▶ _WHAT YOU WILL DO_
Count the lines of the data below that include the string "this", and provide nothing but the result.

-- Opening Marker --

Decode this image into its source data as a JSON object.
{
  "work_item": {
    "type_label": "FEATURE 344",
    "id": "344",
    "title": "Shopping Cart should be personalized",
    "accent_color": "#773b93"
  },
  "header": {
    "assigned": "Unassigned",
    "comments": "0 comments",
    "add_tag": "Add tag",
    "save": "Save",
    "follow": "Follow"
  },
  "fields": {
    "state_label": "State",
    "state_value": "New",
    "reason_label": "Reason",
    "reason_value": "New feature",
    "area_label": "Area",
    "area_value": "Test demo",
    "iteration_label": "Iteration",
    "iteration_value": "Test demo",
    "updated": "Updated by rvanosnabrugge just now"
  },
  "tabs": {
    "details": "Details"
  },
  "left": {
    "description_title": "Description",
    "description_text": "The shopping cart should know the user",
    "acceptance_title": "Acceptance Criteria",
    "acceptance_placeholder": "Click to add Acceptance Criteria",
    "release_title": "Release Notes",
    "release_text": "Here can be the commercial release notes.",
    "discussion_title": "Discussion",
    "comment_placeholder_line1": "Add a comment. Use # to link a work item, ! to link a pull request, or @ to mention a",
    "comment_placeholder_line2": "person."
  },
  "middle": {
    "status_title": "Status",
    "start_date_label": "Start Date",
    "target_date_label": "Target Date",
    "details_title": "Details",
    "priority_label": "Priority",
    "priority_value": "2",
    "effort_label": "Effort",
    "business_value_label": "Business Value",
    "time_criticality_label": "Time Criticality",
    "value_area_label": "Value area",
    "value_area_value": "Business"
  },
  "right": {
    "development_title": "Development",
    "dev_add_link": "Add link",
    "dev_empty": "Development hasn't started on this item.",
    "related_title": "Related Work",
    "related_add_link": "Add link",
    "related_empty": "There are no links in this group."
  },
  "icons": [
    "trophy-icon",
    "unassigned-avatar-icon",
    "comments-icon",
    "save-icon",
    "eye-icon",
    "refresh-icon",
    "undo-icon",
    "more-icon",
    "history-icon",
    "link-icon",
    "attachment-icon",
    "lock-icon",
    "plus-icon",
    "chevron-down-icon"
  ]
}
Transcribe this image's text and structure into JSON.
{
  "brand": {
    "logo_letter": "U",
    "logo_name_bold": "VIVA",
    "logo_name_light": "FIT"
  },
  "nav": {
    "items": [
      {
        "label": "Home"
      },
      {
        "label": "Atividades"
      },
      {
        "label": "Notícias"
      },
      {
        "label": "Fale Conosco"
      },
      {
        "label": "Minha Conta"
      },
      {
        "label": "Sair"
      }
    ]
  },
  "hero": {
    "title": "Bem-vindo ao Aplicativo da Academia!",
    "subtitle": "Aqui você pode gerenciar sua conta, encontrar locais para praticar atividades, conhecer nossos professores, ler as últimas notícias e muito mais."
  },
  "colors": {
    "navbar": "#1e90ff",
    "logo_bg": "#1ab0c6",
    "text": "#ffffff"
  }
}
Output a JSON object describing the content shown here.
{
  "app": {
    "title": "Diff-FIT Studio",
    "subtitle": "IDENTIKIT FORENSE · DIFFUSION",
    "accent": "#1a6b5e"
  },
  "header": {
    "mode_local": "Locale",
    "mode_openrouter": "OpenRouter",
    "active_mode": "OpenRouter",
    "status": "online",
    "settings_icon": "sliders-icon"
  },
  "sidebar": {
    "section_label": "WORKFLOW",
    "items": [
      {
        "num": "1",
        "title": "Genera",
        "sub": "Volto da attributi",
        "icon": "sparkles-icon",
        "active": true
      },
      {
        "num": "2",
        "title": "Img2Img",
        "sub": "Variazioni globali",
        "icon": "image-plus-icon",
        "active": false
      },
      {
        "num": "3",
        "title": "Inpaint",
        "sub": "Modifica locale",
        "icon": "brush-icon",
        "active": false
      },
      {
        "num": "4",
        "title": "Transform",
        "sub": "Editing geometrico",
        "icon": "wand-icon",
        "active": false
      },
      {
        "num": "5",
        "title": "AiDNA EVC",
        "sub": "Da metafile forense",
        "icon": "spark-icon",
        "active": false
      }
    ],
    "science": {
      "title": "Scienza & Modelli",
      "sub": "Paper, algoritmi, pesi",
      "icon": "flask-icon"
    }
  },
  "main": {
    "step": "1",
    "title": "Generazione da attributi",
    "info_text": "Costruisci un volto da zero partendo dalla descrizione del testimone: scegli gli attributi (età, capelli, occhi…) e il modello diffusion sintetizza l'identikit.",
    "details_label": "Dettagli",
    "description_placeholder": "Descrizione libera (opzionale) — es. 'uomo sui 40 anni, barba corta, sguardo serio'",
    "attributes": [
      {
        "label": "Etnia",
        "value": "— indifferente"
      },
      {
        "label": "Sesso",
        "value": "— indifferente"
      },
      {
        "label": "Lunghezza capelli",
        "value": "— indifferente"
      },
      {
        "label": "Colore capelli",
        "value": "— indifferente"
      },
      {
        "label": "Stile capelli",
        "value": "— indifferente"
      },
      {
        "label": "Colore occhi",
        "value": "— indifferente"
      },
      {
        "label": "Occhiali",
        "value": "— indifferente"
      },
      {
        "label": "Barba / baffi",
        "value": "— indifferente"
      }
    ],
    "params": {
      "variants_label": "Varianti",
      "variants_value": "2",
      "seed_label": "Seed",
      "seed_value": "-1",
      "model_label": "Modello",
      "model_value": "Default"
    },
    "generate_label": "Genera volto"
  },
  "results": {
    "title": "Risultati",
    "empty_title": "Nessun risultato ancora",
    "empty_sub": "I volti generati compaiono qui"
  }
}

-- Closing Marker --

▶ _TASK RESPONSE_
4